Start of THE RECORDS
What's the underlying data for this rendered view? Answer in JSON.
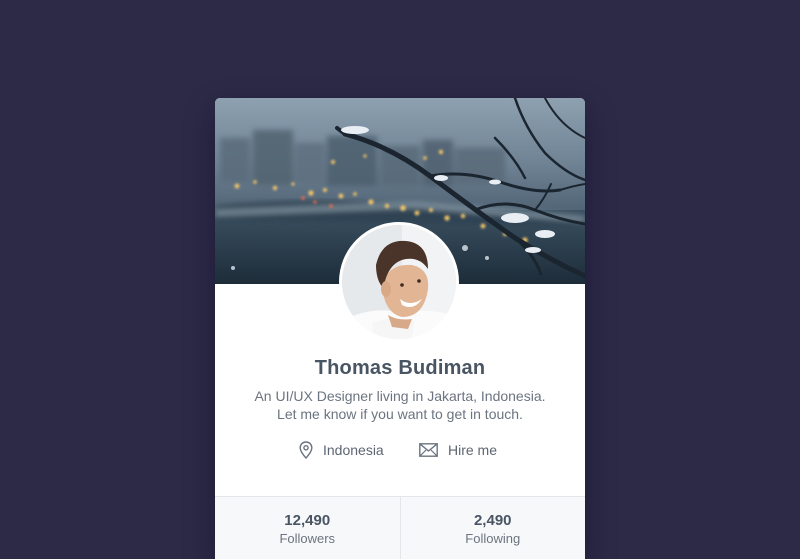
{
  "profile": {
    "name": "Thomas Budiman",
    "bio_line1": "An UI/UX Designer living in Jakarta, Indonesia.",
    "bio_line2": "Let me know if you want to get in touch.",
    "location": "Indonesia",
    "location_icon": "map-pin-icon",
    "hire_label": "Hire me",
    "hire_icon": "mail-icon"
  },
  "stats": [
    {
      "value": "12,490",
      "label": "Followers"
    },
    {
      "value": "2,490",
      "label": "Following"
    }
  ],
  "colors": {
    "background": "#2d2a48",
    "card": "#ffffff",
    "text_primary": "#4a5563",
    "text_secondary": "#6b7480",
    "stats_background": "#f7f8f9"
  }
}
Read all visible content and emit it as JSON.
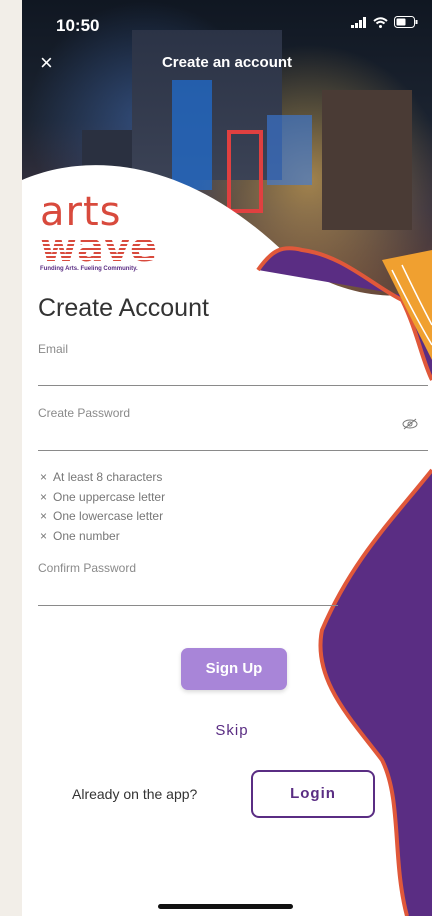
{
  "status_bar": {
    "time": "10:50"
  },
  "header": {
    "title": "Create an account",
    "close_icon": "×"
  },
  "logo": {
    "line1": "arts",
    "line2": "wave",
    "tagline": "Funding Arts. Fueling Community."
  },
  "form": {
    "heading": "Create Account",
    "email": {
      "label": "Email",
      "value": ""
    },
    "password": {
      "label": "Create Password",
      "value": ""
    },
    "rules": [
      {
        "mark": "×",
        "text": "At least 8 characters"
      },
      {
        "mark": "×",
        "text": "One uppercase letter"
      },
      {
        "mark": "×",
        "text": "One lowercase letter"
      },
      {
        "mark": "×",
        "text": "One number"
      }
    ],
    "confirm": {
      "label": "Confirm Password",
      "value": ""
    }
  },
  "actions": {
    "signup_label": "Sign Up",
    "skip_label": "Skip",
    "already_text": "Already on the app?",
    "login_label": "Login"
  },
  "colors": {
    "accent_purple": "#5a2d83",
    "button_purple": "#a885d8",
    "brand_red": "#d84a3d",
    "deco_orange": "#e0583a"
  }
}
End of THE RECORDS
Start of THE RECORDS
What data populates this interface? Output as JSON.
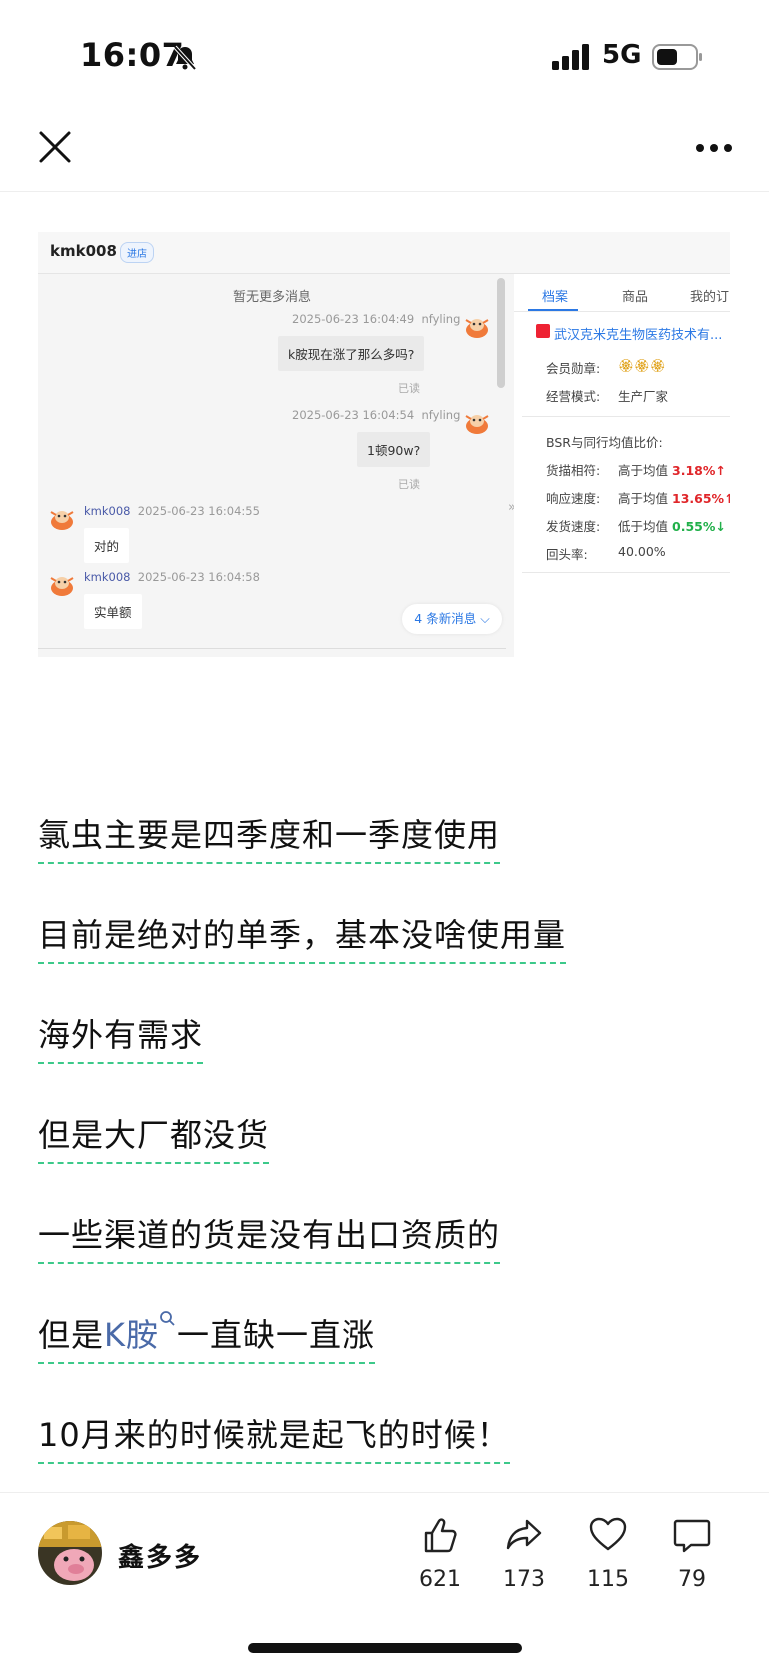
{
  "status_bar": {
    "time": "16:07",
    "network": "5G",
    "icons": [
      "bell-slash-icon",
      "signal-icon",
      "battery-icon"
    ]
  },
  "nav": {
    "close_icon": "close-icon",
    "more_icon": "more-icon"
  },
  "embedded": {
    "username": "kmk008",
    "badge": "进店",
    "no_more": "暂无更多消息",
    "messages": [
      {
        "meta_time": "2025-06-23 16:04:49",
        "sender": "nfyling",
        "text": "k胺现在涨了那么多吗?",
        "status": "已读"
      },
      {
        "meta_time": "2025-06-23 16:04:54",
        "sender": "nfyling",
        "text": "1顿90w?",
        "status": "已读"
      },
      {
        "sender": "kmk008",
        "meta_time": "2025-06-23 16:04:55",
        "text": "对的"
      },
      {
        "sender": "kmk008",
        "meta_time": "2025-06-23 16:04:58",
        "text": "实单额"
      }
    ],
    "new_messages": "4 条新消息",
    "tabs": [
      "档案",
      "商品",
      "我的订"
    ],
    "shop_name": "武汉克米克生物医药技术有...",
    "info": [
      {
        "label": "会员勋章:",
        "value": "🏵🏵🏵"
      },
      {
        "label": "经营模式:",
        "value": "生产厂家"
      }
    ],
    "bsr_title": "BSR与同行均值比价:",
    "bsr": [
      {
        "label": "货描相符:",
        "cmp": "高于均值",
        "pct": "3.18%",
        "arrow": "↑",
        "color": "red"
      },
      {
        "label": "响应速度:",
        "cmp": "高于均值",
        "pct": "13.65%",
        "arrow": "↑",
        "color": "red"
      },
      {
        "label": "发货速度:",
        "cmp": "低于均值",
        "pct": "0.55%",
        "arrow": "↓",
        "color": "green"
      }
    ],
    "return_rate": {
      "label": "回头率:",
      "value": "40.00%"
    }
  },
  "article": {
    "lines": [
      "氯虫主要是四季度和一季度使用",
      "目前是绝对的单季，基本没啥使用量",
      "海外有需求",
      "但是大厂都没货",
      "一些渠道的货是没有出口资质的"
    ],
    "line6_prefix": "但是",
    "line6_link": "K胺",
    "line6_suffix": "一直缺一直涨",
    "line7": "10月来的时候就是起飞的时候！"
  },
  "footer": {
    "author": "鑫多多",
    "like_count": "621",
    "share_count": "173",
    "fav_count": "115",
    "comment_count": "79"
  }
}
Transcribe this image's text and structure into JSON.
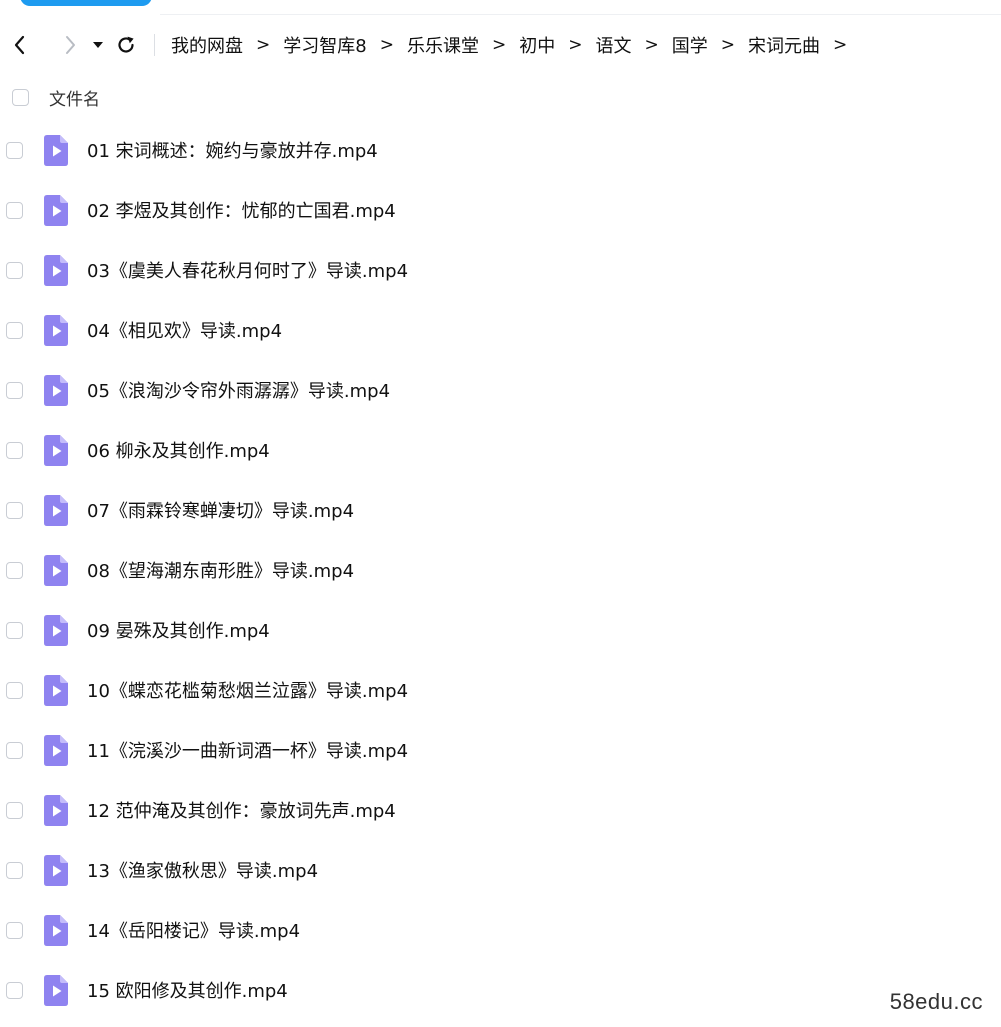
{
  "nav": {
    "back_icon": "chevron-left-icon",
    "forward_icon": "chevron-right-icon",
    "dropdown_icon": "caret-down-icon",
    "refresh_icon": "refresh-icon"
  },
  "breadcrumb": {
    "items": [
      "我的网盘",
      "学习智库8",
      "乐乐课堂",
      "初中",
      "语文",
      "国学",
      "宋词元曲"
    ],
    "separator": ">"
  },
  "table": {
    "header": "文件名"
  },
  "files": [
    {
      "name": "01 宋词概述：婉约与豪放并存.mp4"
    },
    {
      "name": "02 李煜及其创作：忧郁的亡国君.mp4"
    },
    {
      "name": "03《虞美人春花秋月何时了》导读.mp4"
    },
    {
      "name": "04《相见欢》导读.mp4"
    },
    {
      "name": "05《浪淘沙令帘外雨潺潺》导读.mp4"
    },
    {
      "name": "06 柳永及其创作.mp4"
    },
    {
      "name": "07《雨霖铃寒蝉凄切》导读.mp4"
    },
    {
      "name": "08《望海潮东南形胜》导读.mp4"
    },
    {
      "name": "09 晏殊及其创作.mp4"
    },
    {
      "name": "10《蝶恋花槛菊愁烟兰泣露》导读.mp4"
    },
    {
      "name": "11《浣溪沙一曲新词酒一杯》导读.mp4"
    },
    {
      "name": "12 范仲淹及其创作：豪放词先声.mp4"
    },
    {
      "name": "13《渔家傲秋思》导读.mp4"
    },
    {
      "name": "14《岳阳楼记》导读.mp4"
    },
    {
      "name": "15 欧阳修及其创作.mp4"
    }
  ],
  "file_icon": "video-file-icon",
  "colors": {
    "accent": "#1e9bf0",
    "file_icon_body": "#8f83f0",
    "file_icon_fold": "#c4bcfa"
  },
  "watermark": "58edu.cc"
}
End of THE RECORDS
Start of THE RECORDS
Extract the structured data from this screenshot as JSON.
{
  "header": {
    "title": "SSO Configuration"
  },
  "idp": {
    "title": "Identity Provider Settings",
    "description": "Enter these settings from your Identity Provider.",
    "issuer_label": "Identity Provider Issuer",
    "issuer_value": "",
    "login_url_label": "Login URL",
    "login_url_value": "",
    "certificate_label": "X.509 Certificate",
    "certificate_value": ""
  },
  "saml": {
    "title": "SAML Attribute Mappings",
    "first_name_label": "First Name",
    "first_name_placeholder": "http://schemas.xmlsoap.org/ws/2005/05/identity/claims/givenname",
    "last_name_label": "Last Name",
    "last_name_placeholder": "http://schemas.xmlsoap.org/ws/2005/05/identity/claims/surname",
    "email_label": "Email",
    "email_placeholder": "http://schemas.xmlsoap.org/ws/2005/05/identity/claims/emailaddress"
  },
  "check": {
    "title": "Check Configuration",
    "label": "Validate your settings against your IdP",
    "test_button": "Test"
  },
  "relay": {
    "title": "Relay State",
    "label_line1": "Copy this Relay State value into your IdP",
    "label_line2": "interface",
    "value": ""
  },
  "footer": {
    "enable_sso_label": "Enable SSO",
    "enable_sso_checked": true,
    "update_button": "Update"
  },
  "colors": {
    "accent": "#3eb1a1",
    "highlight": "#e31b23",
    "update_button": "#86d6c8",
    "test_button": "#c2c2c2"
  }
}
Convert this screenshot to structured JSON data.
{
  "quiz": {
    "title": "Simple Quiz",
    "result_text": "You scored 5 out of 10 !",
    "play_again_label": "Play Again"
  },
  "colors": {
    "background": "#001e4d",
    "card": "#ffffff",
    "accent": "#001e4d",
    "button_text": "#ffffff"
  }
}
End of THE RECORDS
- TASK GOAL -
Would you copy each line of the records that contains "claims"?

- YOUR SOLUTION -
    "first_name_placeholder": "http://schemas.xmlsoap.org/ws/2005/05/identity/claims/givenname",
    "last_name_placeholder": "http://schemas.xmlsoap.org/ws/2005/05/identity/claims/surname",
    "email_placeholder": "http://schemas.xmlsoap.org/ws/2005/05/identity/claims/emailaddress"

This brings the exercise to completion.